Boeing’s Huntsville-managed moon rocket core stage arrives at Kennedy Space Center
The Space Launch System (SLS) core stage on Thursday arrived at NASA’s Kennedy Space Center in preparation for launch of the Artemis I mission, the first moon mission in nearly 50 years.
SLS is the world’s most powerful ever rocket that will power America’s next-generation moon missions and subsequent crewed missions to Mars. Alabama’s aerospace industry has led the effort to build the SLS, which stands 212 feet high and 27.6 feet in diameter.
Boeing is the core stage lead contractor, with the company’s Huntsville-based Space and Launch division managing its SLS work — which is the backbone NASA’s deep space exploration missions.
The SLS core stage has now been unloaded from a barge and moved to the Vehicle Assembly Building. This is the first lunar rocket to arrive at the facility since the Apollo program.
Next, the 212-foot core stage will be stacked with a Boeing/United Launch Alliance (ULA) Interim Cryogenic Upper Stage, two solid rocket boosters, a Launch Vehicle Stage Adapter and the Orion spacecraft. Teams will prepare the SLS to launch Orion on an uncrewed Artemis I mission around the moon and back.
The first in a series of increasingly complex missions, Artemis I will test the Orion spacecraft and SLS rocket as an integrated system ahead of crewed flights to the moon for sustained exploration. SLS is the only rocket that can send Orion, astronauts and cargo to the moon in a single mission.
Artemis I will be followed by Artemis II, the first crewed lunar fly-by for the Artemis program. Artemis III is set to be the first crewed lunar landing of the program and the first-ever time a woman steps on the moon’s surface.
Boeing and NASA employees are already working towards constructing even more powerful SLS core stages 2 and 3 for those future Artemis missions.

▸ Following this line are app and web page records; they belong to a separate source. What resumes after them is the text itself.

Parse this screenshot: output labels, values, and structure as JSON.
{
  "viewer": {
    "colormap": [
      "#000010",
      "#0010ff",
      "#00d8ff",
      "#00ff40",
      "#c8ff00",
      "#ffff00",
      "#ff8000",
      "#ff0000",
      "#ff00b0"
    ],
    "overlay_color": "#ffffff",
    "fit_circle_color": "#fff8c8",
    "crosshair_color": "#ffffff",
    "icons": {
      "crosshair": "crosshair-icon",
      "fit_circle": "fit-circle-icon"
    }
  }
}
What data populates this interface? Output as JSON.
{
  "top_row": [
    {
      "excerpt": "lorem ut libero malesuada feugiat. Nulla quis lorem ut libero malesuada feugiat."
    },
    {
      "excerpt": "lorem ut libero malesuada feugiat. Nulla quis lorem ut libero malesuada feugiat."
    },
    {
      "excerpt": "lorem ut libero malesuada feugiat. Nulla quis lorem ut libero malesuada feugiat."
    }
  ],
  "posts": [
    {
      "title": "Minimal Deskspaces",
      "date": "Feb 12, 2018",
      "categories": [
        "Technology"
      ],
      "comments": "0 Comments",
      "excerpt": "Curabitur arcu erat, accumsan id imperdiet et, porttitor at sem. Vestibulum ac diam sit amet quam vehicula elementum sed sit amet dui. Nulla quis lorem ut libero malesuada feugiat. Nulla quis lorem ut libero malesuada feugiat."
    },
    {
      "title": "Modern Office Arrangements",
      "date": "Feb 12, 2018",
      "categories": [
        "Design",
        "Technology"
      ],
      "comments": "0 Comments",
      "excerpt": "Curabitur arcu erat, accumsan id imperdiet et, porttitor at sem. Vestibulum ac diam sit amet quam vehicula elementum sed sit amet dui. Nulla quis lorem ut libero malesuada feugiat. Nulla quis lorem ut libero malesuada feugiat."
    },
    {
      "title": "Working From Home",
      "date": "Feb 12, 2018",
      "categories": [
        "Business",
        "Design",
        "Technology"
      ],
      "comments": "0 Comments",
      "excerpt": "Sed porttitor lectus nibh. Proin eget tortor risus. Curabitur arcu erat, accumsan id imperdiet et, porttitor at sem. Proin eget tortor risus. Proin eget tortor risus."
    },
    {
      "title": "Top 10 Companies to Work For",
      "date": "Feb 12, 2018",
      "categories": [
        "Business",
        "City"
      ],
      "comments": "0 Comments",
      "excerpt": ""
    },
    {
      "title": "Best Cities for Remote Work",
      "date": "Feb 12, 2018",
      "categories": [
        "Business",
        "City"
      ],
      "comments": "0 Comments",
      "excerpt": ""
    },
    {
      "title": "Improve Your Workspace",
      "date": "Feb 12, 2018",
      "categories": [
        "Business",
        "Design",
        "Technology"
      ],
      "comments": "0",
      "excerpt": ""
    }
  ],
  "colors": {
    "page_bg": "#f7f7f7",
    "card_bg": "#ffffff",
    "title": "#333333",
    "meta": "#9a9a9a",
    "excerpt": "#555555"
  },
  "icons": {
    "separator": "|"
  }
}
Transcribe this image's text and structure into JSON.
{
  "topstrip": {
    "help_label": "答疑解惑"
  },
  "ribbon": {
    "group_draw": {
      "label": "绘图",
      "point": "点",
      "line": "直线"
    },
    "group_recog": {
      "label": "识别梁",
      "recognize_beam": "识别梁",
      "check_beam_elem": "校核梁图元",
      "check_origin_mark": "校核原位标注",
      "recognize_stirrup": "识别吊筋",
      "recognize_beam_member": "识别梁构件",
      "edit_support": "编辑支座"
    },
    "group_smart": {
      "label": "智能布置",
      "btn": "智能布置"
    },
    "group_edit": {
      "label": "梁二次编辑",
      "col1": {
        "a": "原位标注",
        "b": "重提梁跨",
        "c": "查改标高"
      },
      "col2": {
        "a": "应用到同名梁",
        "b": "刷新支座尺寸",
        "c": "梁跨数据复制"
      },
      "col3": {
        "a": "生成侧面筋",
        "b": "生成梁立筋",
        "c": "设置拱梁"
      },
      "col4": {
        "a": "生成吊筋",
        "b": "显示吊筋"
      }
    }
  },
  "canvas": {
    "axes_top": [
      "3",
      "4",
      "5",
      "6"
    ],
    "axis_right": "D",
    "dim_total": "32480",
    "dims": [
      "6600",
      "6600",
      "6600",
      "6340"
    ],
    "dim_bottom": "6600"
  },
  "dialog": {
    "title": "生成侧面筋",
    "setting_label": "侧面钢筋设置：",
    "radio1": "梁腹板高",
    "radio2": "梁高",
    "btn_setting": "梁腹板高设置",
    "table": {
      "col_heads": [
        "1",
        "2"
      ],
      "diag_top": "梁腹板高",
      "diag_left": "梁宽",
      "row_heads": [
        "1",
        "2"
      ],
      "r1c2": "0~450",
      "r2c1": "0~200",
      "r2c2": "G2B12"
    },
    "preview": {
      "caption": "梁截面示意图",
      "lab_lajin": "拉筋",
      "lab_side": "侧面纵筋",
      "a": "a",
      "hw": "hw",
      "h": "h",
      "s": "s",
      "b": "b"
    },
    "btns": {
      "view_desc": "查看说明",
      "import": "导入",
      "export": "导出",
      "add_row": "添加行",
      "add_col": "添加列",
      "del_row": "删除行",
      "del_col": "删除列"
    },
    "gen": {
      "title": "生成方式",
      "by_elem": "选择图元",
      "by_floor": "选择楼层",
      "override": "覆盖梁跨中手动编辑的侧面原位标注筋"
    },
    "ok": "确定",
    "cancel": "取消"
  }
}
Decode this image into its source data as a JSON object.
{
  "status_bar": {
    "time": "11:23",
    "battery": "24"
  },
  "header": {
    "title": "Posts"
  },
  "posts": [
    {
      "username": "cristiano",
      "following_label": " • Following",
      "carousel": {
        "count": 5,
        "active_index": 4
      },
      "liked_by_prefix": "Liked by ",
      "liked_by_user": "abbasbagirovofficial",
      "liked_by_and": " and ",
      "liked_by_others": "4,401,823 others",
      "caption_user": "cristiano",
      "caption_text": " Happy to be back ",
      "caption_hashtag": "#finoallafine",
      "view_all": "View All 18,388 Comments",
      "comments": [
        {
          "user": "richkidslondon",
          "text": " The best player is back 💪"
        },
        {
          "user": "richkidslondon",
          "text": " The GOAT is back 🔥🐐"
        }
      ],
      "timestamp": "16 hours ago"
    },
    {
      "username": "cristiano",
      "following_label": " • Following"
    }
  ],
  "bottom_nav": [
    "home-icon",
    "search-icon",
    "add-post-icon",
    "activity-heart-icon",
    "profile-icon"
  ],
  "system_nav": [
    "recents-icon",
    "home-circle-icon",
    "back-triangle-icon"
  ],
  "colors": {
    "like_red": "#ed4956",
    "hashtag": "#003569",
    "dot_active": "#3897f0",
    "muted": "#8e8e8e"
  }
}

Sean Ross is the editor of Yellowhammer News. You can follow him on Twitter @sean_yhn